And yet, there was something missing, and I knew it.
Over the years, I've grown more and more dissatisfied with the way church is done. My youth group was merely one example. Sometimes we're focusing on other things when we ought to be preaching, and when we are preaching, it's cotton candy and does practically nothing to give people what they actually need to apply the Gospel in their own lives.
I think this dissatisfaction is a good thing. It means we know we don't have everything right, and that there is a model for churches, one we're not currently meeting. Dissatisfaction with the way things are leads to change.
However, we must never mistake dissatisfaction for change for the sort of dissatisfaction that leads to division – and the problem is, they are very, very easy to confuse.

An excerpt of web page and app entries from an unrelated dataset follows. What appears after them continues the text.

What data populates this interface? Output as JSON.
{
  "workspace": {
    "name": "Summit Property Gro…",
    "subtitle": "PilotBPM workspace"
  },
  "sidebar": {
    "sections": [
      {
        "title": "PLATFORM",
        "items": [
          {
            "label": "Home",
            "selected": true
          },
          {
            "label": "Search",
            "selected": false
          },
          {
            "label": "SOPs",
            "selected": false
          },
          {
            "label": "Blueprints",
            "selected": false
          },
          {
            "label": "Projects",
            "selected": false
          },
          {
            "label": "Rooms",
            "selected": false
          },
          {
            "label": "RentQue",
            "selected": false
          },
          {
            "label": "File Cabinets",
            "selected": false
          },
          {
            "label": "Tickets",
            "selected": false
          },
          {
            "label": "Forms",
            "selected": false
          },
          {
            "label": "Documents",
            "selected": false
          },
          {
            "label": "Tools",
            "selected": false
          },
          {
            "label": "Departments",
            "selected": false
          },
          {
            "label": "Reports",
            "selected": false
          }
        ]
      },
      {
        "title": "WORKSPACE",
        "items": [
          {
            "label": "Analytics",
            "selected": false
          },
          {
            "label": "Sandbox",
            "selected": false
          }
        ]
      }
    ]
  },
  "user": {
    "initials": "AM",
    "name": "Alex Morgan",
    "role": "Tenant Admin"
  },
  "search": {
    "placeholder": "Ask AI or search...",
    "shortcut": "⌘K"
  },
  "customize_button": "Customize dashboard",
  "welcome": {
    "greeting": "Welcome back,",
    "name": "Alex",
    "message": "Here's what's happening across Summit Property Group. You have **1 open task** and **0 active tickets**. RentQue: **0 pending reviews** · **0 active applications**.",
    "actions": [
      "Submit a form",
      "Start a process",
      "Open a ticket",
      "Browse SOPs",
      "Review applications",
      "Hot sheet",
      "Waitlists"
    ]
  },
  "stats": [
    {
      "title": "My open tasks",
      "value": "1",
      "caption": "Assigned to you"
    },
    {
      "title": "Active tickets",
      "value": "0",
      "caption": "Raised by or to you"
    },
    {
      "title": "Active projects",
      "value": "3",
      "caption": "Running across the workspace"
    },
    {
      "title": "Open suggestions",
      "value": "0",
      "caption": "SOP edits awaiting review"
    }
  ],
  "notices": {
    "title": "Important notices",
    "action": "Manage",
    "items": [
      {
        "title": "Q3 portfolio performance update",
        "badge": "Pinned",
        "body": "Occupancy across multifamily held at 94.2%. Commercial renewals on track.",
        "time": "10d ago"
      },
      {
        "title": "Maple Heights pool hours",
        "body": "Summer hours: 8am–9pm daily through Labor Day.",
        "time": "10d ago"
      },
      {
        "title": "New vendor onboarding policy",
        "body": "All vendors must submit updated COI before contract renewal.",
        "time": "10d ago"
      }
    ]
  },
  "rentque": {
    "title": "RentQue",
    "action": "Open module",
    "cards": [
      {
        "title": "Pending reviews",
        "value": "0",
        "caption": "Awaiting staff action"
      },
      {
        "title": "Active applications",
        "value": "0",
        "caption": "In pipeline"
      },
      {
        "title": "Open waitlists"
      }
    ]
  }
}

This past Sunday, I visited one of our home churches with the rest of my family for the first time since we've gotten back to America. One of the first things I noticed after the service started was that the church had switched to electronic drums.
And for the rest of the first song, I was only half-singing, distracted and more than a little annoyed at how wimpy the drums sounded.

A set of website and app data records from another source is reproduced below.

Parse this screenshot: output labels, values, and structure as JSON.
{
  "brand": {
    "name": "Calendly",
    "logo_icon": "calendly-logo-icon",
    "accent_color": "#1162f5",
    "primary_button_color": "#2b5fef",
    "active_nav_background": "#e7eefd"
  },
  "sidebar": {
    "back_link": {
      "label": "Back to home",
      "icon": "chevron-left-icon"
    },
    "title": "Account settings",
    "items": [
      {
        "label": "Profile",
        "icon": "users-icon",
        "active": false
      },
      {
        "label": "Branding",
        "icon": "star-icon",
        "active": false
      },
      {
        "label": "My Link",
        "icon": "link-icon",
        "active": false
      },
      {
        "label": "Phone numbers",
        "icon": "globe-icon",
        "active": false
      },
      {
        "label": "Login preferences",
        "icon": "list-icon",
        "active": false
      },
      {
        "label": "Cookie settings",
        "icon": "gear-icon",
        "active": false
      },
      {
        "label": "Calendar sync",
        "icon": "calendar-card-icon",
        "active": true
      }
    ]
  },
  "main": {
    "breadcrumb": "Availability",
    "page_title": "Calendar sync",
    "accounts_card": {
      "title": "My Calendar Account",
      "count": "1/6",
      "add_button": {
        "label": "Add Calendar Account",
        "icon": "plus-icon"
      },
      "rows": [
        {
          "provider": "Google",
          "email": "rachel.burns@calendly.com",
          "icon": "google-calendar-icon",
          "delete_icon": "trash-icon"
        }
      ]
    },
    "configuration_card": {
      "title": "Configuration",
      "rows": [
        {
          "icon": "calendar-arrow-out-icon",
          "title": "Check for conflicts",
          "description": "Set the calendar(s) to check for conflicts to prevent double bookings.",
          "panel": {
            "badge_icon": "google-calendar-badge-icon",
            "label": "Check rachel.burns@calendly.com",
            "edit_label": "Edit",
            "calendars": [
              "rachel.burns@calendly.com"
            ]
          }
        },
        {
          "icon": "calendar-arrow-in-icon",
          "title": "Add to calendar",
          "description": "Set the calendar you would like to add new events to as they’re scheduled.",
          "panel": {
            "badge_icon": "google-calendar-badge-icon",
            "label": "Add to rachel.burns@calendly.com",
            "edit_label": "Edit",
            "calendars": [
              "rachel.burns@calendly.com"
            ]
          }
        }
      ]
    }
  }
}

After the first song, I got my head on straight and figured it was more important to worship Jesus than to get annoyed over drums. So I got over it and the rest of the service was great.
But that was a prime example of the wrong sort of dissatisfaction. My example was a really minor one, but you can easily apply it to another situation. A church changes youth pastors and the new one is boring, or one of the pastors leaves the church and a quarter of the congregation leaves with him, or the style of the worship changes and either the younger generations think it's too old or the older ones think it's too modern. There's a myriad of different manifestations of it.
My point is, in “critiquing” the modern church, we can become too dissatisfied with it. Because we dislike the way church is done we say we'll be done with church. The church has problems, and I'll be the first to agree. But it's still the church. We can't just abandon it or get annoyed with it and cause problems. The best way to change something is not by pulling out, but by pouring in.
I have problems with the amount of money spent on church buildings, to use another personal example. But I'm not going to get into a fight about it. What I am going to do is immerse myself in the Word of God (encouraging others to do the same) and then He'll do the talking from there.
If we're focused on God, He'll produce in us the right sort of dissatisfaction – the sort that leads to the right kind of change. But it's always important to distinguish between the two. One will lead us closer to the church in order to change it, and one will take us farther away because it hasn't changed.
Let's make sure we've got our heads on straight.